Dr. Mitchell D. Wong and his colleagues of the University of California-Los Angeles analyzed 1986-1994 data from the National Health Interview Survey and estimated death rates from various diseases, based on a life expectancy of 75 years. Overall, people without a high school education were at risk of dying an average nine years earlier than high school graduates, while blacks were at risk of dying almost two years earlier than their white counterparts. The investigators reported their findings in the article "Contribution of Major Diseases to Disparities in Mortality" in this week's issue of the New England Journal of Medicine (2002;347:1585-1592).
The diseases that most accounted for the educational disparity in death rates were heart disease, lung cancer, stroke, congestive heart failure, pneumonia and lung disease -- all smoking-related diseases. The discrepancy in death rates among blacks, in comparison to whites, was largely due to deaths from blood pressure (hypertension) -- which accounted for 15 percent of the disparity -- followed by deaths from HIV, diabetes and homicide.
The study did not investigate whether health insurance, access to care or related factors might explain the disparities in death rates, but the fact that smoking-related diseases accounted for the top six contributors to the educational disparity in life expectancy suggests "that interventions to prevent smoking could have an enormous impact," the authors wrote. While previous studies on racial health disparities have focused on heart attacks and cancer, the present findings "suggest that we need to pay more attention to hypertension, HIV and diabetes, as well as homicide," Wong said.
11.13.02; Charnicia E. Huggins

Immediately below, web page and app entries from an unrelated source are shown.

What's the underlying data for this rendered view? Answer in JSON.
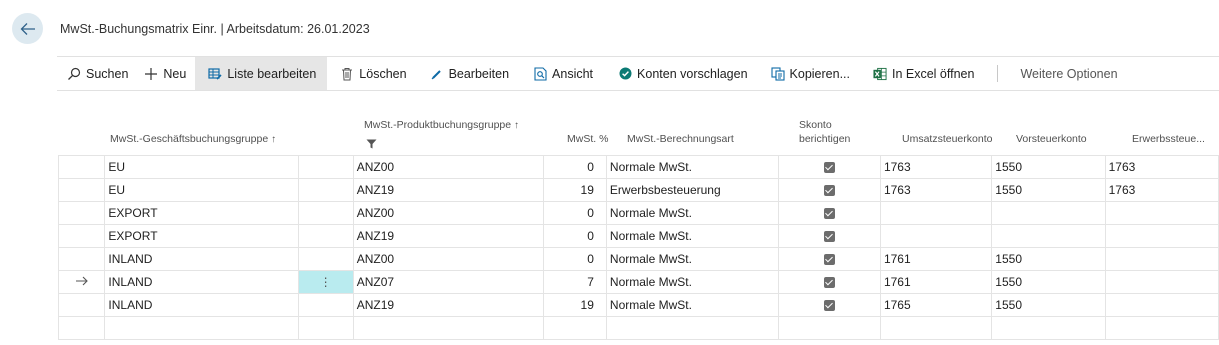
{
  "page": {
    "title": "MwSt.-Buchungsmatrix Einr. | Arbeitsdatum: 26.01.2023"
  },
  "actions": {
    "search": "Suchen",
    "new": "Neu",
    "edit_list": "Liste bearbeiten",
    "delete": "Löschen",
    "edit": "Bearbeiten",
    "view": "Ansicht",
    "suggest_accounts": "Konten vorschlagen",
    "copy": "Kopieren...",
    "open_excel": "In Excel öffnen",
    "more_options": "Weitere Optionen"
  },
  "columns": {
    "bus_group": "MwSt.-Geschäftsbuchungsgruppe",
    "prod_group": "MwSt.-Produktbuchungsgruppe",
    "vat_pct": "MwSt. %",
    "calc_type": "MwSt.-Berechnungsart",
    "skonto_line1": "Skonto",
    "skonto_line2": "berichtigen",
    "sales_account": "Umsatzsteuerkonto",
    "purchase_account": "Vorsteuerkonto",
    "acquisition_account": "Erwerbssteue..."
  },
  "rows": [
    {
      "bus": "EU",
      "prod": "ANZ00",
      "pct": "0",
      "calc": "Normale MwSt.",
      "skonto": true,
      "sales": "1763",
      "purch": "1550",
      "acq": "1763"
    },
    {
      "bus": "EU",
      "prod": "ANZ19",
      "pct": "19",
      "calc": "Erwerbsbesteuerung",
      "skonto": true,
      "sales": "1763",
      "purch": "1550",
      "acq": "1763"
    },
    {
      "bus": "EXPORT",
      "prod": "ANZ00",
      "pct": "0",
      "calc": "Normale MwSt.",
      "skonto": true,
      "sales": "",
      "purch": "",
      "acq": ""
    },
    {
      "bus": "EXPORT",
      "prod": "ANZ19",
      "pct": "0",
      "calc": "Normale MwSt.",
      "skonto": true,
      "sales": "",
      "purch": "",
      "acq": ""
    },
    {
      "bus": "INLAND",
      "prod": "ANZ00",
      "pct": "0",
      "calc": "Normale MwSt.",
      "skonto": true,
      "sales": "1761",
      "purch": "1550",
      "acq": ""
    },
    {
      "bus": "INLAND",
      "prod": "ANZ07",
      "pct": "7",
      "calc": "Normale MwSt.",
      "skonto": true,
      "sales": "1761",
      "purch": "1550",
      "acq": ""
    },
    {
      "bus": "INLAND",
      "prod": "ANZ19",
      "pct": "19",
      "calc": "Normale MwSt.",
      "skonto": true,
      "sales": "1765",
      "purch": "1550",
      "acq": ""
    }
  ],
  "icons": {
    "back": "arrow-left-icon",
    "search": "search-icon",
    "new": "plus-icon",
    "edit_list": "edit-list-icon",
    "delete": "trash-icon",
    "edit": "pencil-icon",
    "view": "view-icon",
    "suggest": "check-circle-icon",
    "copy": "copy-icon",
    "excel": "excel-icon",
    "filter": "filter-icon",
    "row_current": "arrow-right-icon",
    "row_menu": "vertical-dots-icon"
  },
  "colors": {
    "accent": "#0e6aa6",
    "selected_cell": "#b9ebef",
    "excel_green": "#1d7044",
    "suggest_teal": "#0b7a74"
  }
}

This article was provided by CDC National Prevention Information Network. It is a part of the publication CDC HIV/Hepatitis/STD/TB Prevention News Update.